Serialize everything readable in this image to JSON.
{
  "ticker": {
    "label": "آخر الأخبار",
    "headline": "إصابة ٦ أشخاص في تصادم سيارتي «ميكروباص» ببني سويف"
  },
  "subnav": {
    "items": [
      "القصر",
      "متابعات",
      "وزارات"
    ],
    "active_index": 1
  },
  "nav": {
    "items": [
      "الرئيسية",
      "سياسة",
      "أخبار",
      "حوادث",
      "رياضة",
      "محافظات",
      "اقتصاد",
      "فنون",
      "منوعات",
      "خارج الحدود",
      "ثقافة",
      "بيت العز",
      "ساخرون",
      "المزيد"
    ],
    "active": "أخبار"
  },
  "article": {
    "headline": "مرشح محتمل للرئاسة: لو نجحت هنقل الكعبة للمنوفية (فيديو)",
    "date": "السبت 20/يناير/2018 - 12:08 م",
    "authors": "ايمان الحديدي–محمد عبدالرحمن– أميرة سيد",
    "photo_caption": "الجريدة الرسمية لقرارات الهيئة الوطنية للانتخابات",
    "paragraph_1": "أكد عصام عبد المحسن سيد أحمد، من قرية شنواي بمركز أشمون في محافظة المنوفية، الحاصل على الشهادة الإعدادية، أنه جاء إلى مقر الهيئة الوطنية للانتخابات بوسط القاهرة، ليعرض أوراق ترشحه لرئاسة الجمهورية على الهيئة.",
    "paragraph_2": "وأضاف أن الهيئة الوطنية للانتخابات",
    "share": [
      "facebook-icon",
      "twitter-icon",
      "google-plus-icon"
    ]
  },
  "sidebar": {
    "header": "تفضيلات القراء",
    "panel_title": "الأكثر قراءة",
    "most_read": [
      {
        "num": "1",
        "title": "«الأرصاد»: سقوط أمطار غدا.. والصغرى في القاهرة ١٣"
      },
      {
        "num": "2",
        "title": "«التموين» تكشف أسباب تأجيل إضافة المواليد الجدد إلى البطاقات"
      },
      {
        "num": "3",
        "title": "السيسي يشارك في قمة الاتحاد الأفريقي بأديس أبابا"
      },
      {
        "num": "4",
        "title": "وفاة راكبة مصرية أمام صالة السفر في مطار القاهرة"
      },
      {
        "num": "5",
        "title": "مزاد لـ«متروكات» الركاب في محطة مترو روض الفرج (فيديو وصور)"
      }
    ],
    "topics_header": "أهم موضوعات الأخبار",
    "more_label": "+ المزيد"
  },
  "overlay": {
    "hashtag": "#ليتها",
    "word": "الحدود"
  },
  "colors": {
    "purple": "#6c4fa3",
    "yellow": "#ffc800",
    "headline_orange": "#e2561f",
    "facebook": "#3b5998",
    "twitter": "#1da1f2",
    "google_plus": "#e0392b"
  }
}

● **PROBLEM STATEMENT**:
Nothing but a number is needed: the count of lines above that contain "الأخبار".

● **WRITTEN SOLUTION**:
2